THE last interview given by legendary Welsh socialist Ray Davies will be broadcast tonight in a documentary about the 1984-85 miners’ strike.
The colourful Labour councillor, peace campaigner and prolific correspondent to the Morning Star’s letters page died aged 85 on May 7.
But in March he spoke to the makers of the Streic y Glowyr (miners’ strike) programme, which will be shown on Welsh-language station S4C (with English subtitles) at 9.30pm.
They found “Red Ray” on top form, taking aim at the Tories for their war on the Welsh coalfield communities.
In the interview Mr Davies dispelled the myth that then-PM Margaret Thatcher closed the mining industry because it was unsustainable.
“She absolutely hated the miners,” he remembered.
“She knew that she could have negotiated a way out because she knew that the miners, they thrived on negotiating and they could have come to a compromise and we could have had a decent coal industry today.”

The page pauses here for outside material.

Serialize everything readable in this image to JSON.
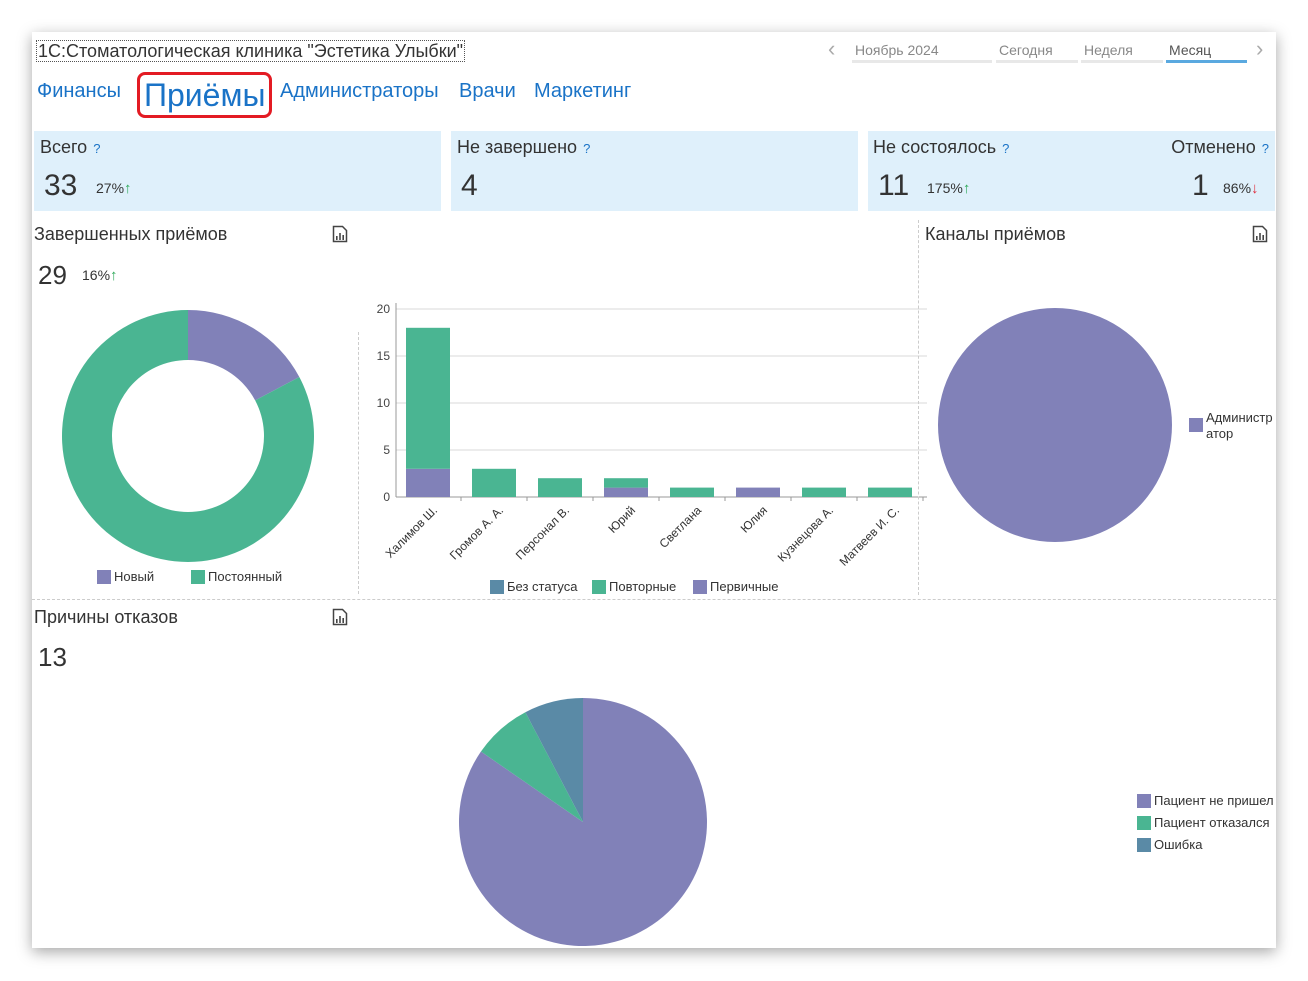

And he said: “If Thatcher and the government had just invested the amount of money they gave those police and to police the strike and ploughed it into the coalfield, the world and Britain and the valleys would be a better place to live in today.”
The programme comes ahead of an event to remember Mr Davies’s life at the Temple of Peace in Cardiff on Saturday.
Tributes will be read by actor Michael Sheen, Labour leadership candidate Jeremy Corbyn and miners’ historian and former Labour MP Hywel Francis.